When You Lose Weight, This Is Where The Fat Goes

Newsy (Dec. 17, 2014) Can fat disappear into thin air? New research finds that during weight loss, over 80 percent of a person's fat molecules escape through the lungs. Video provided by Newsy
Powered by NewsLook.com
Why Your Boss Should Let You Sleep In

Why Your Boss Should Let You Sleep In

Newsy (Dec. 17, 2014) According to research out of the University of Pennsylvania, waking up for work is the biggest factor that causes Americans to lose sleep. Video provided by Newsy
Powered by NewsLook.com

Search ScienceDaily

Number of stories in archives: 140,361

Find with keyword(s):
Enter a keyword or phrase to search ScienceDaily for related topics and research stories.

Save/Print:
Share:

Breaking News:

Strange & Offbeat Stories
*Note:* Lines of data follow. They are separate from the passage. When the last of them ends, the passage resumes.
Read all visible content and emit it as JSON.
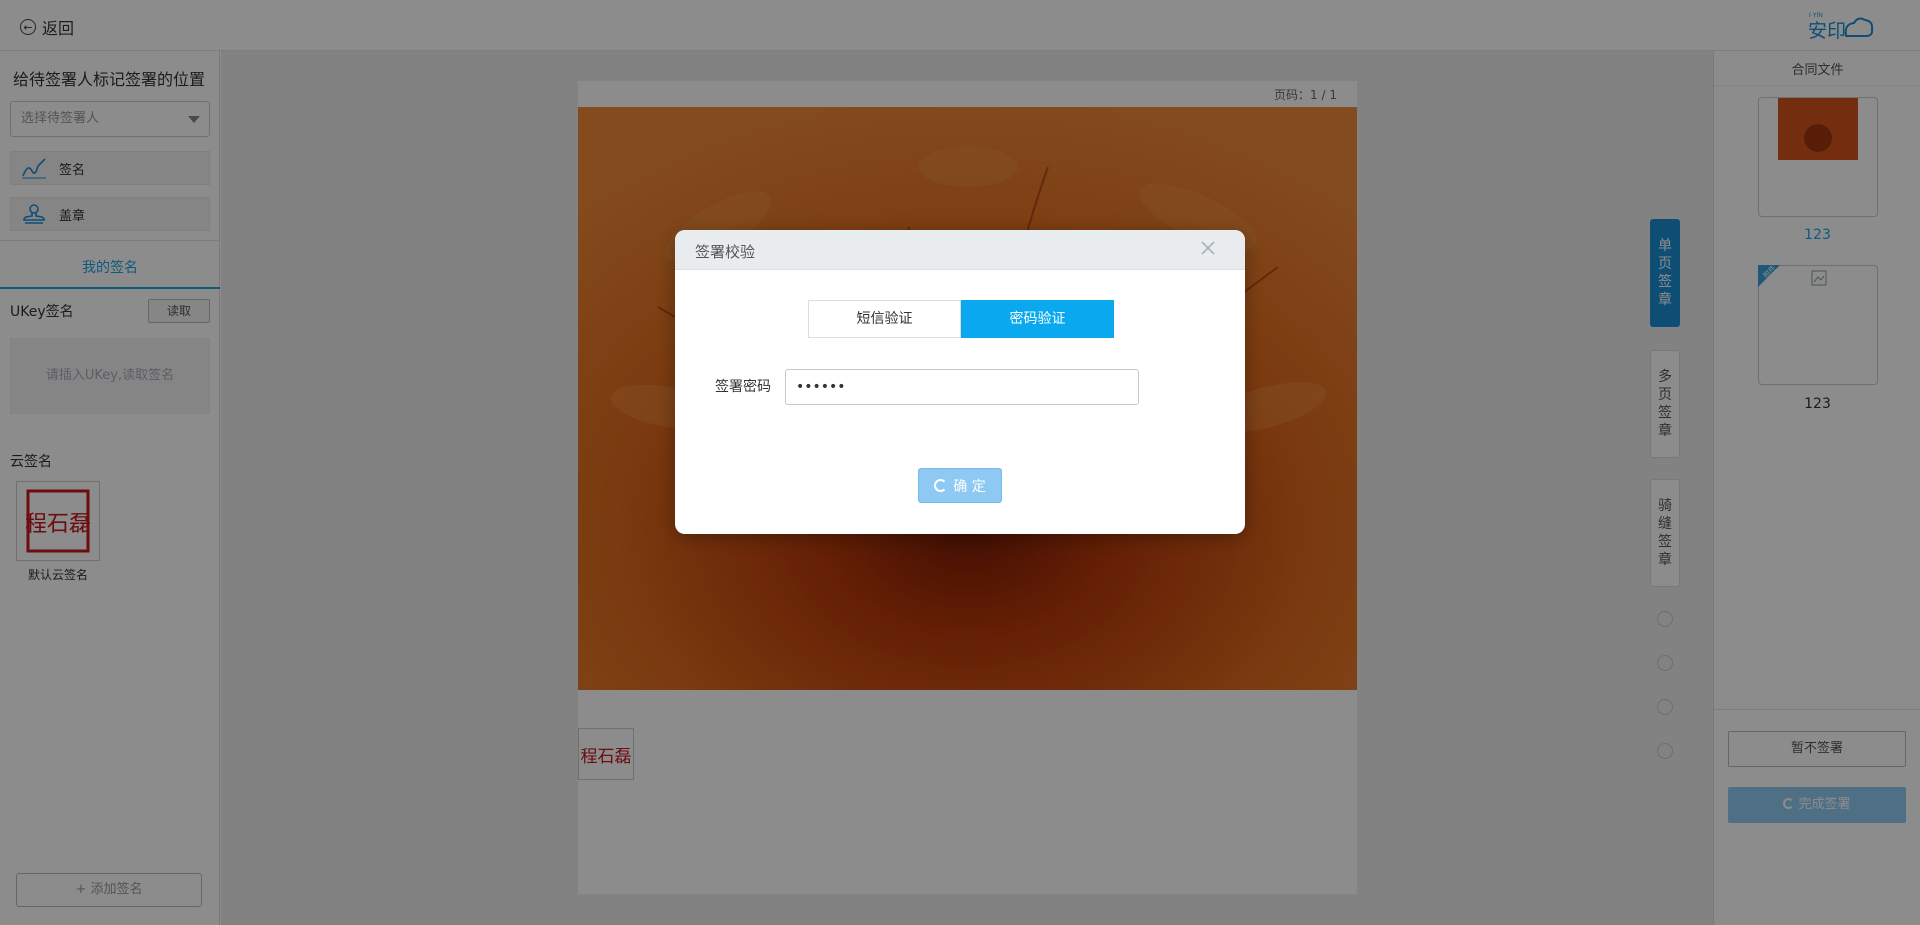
{
  "header": {
    "back_label": "返回",
    "logo_text": "安印",
    "logo_sub": "I·YIN"
  },
  "left": {
    "title": "给待签署人标记签署的位置",
    "signer_placeholder": "选择待签署人",
    "tools": [
      {
        "label": "签名",
        "icon": "pen-sign-icon"
      },
      {
        "label": "盖章",
        "icon": "stamp-icon"
      }
    ],
    "tab_label": "我的签名",
    "ukey_label": "UKey签名",
    "read_button": "读取",
    "ukey_hint": "请插入UKey,读取签名",
    "cloud_label": "云签名",
    "seal_text": "程石磊",
    "seal_name": "默认云签名",
    "add_button": "+ 添加签名"
  },
  "document": {
    "page_indicator": "页码：1 / 1"
  },
  "side_tabs": [
    {
      "label": "单页签章",
      "active": true
    },
    {
      "label": "多页签章",
      "active": false
    },
    {
      "label": "骑缝签章",
      "active": false
    }
  ],
  "right": {
    "title": "合同文件",
    "files": [
      {
        "name": "123",
        "active": true
      },
      {
        "name": "123",
        "active": false,
        "badge": "附件"
      }
    ],
    "pause_button": "暂不签署",
    "finish_button": "完成签署"
  },
  "modal": {
    "title": "签署校验",
    "tabs": [
      {
        "label": "短信验证",
        "active": false
      },
      {
        "label": "密码验证",
        "active": true
      }
    ],
    "password_label": "签署密码",
    "password_value": "123456",
    "confirm_button": "确 定"
  },
  "colors": {
    "accent": "#0aa8ef",
    "primary": "#1a8fd6",
    "disabled_button": "#8ec9f3",
    "overlay": "rgba(0,0,0,0.45)"
  }
}
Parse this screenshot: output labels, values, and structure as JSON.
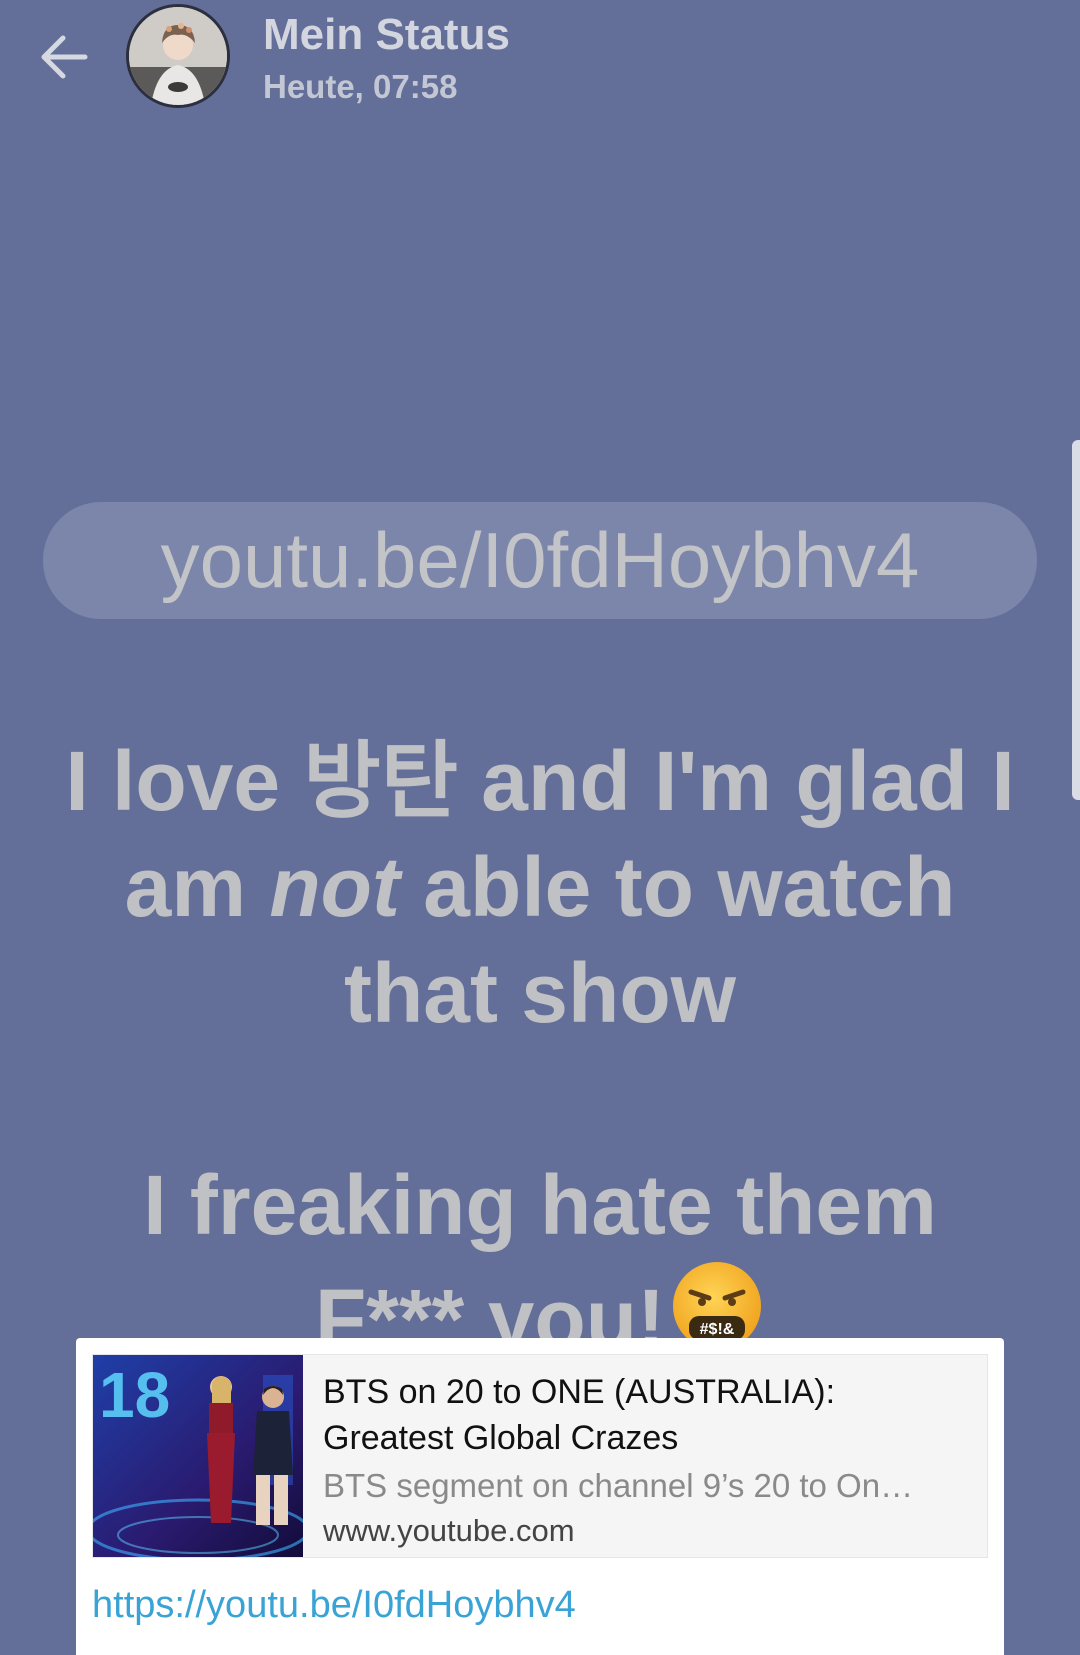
{
  "header": {
    "title": "Mein Status",
    "subtitle": "Heute, 07:58",
    "back_icon": "arrow-left-icon",
    "avatar": "avatar"
  },
  "status": {
    "url_pill": "youtu.be/I0fdHoybhv4",
    "line1": "I love 방탄 and I'm glad I",
    "line2_start": "am ",
    "line2_emph": "not",
    "line2_end": " able to watch",
    "line3": "that show",
    "line4": "I freaking hate them",
    "line5": "F*** you!",
    "emoji": "face-with-symbols-on-mouth-icon",
    "emoji_text": "#$!&"
  },
  "link_preview": {
    "title": "BTS on 20 to ONE (AUSTRALIA): Greatest Global Crazes",
    "description": "BTS segment on channel 9’s 20 to On…",
    "domain": "www.youtube.com",
    "url": "https://youtu.be/I0fdHoybhv4",
    "thumbnail_text": "18"
  },
  "colors": {
    "background": "#636f99",
    "link": "#3aa3d6"
  }
}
Health & Medicine

Mind & Brain

Living & Well

In Other News

... from NewsDaily.com

Science News

Health News

Environment News

Technology News



Save/Print:
Share:

Free Subscriptions


Get the latest science news with ScienceDaily's free email newsletters, updated daily and weekly. Or view hourly updated newsfeeds in your RSS reader:

Get Social & Mobile


Keep up to date with the latest news from ScienceDaily via social networks and mobile apps:

Have Feedback?


Tell us what you think of ScienceDaily -- we welcome both positive and negative comments. Have any problems using the site? Questions?
Mobile: iPhone Android Web
Follow: Facebook Twitter Google+
Subscribe: RSS Feeds Email Newsletters
Latest Headlines Health & Medicine Mind & Brain Space & Time Matter & Energy Computers & Math Plants & Animals Earth & Climate Fossils & Ruins